#### Task material
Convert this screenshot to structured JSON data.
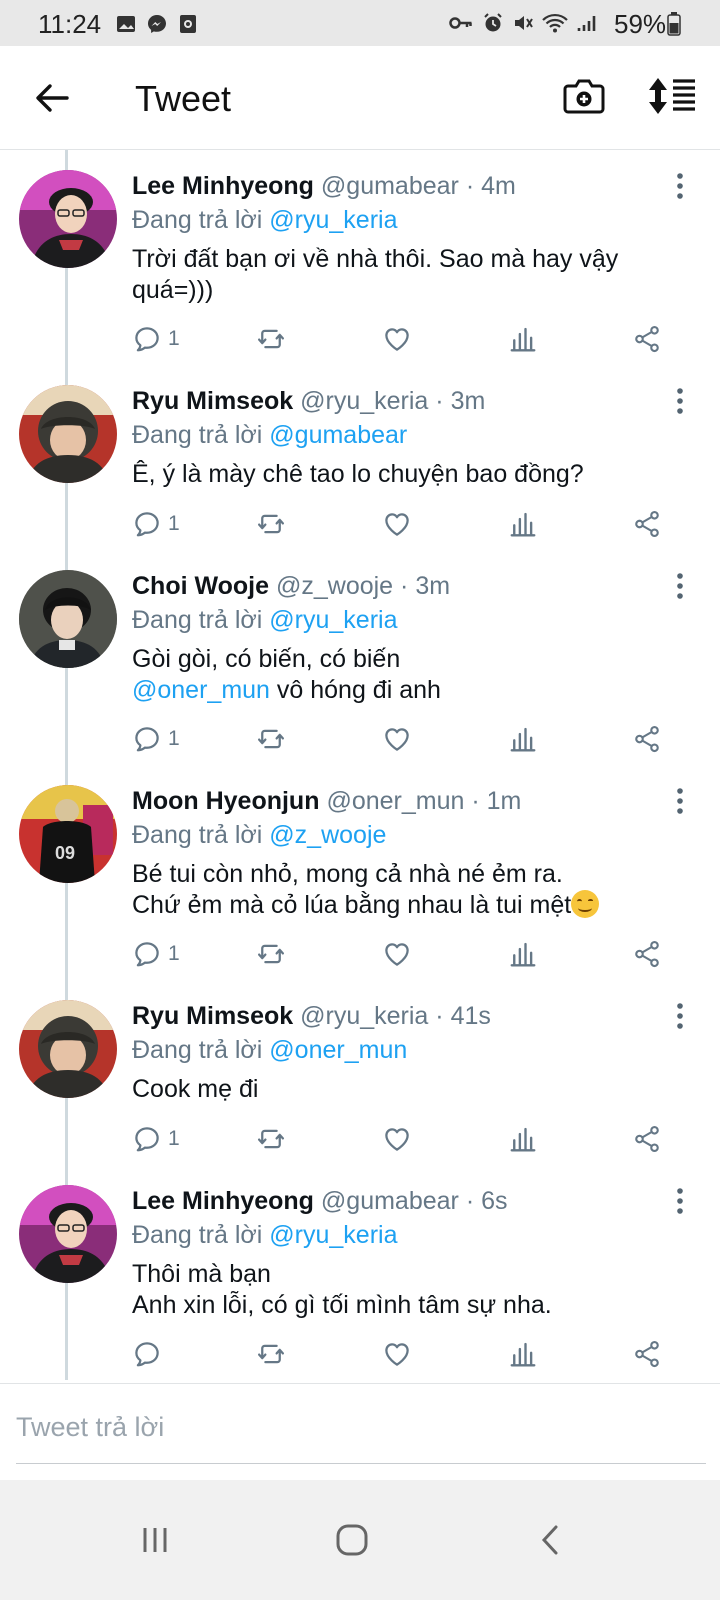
{
  "status_bar": {
    "time": "11:24",
    "battery": "59%"
  },
  "header": {
    "title": "Tweet"
  },
  "reply_prefix": "Đang trả lời",
  "tweets": [
    {
      "name": "Lee Minhyeong",
      "handle": "@gumabear",
      "separator": "·",
      "time": "4m",
      "reply_to": "@ryu_keria",
      "text": "Trời đất bạn ơi về nhà thôi. Sao mà hay vậy quá=)))",
      "reply_count": "1"
    },
    {
      "name": "Ryu Mimseok",
      "handle": "@ryu_keria",
      "separator": "·",
      "time": "3m",
      "reply_to": "@gumabear",
      "text": "Ê, ý là mày chê tao lo chuyện bao đồng?",
      "reply_count": "1"
    },
    {
      "name": "Choi Wooje",
      "handle": "@z_wooje",
      "separator": "·",
      "time": "3m",
      "reply_to": "@ryu_keria",
      "text_line1": "Gòi gòi, có biến, có biến",
      "text_mention": "@oner_mun",
      "text_line2_rest": " vô hóng đi anh",
      "reply_count": "1"
    },
    {
      "name": "Moon Hyeonjun",
      "handle": "@oner_mun",
      "separator": "·",
      "time": "1m",
      "reply_to": "@z_wooje",
      "text_line1": "Bé tui còn nhỏ, mong cả nhà né ẻm ra.",
      "text_line2": "Chứ ẻm mà cỏ lúa bằng nhau là tui mệt",
      "reply_count": "1"
    },
    {
      "name": "Ryu Mimseok",
      "handle": "@ryu_keria",
      "separator": "·",
      "time": "41s",
      "reply_to": "@oner_mun",
      "text": "Cook mẹ đi",
      "reply_count": "1"
    },
    {
      "name": "Lee Minhyeong",
      "handle": "@gumabear",
      "separator": "·",
      "time": "6s",
      "reply_to": "@ryu_keria",
      "text_line1": "Thôi mà bạn",
      "text_line2": "Anh xin lỗi, có gì tối mình tâm sự nha.",
      "reply_count": ""
    }
  ],
  "composer": {
    "placeholder": "Tweet trả lời"
  },
  "icons": {
    "status_left": [
      "image-icon",
      "messenger-icon",
      "screen-record-icon"
    ],
    "status_right": [
      "key-icon",
      "alarm-icon",
      "mute-icon",
      "wifi-icon",
      "signal-icon",
      "battery-icon"
    ],
    "header": [
      "back-arrow-icon",
      "camera-plus-icon",
      "sort-icon"
    ],
    "tweet_actions": [
      "reply-icon",
      "retweet-icon",
      "like-icon",
      "stats-icon",
      "share-icon"
    ],
    "nav": [
      "recent-apps-icon",
      "home-icon",
      "back-icon"
    ]
  },
  "colors": {
    "link": "#1da1f2",
    "secondary_text": "#657786",
    "status_bar_bg": "#e8e8e8",
    "nav_bar_bg": "#f1f1f1"
  }
}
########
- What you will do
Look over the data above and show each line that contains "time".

- Written solution
    "time": "11:24",
      "time": "4m",
      "time": "3m",
      "time": "3m",
      "time": "1m",
      "time": "41s",
      "time": "6s",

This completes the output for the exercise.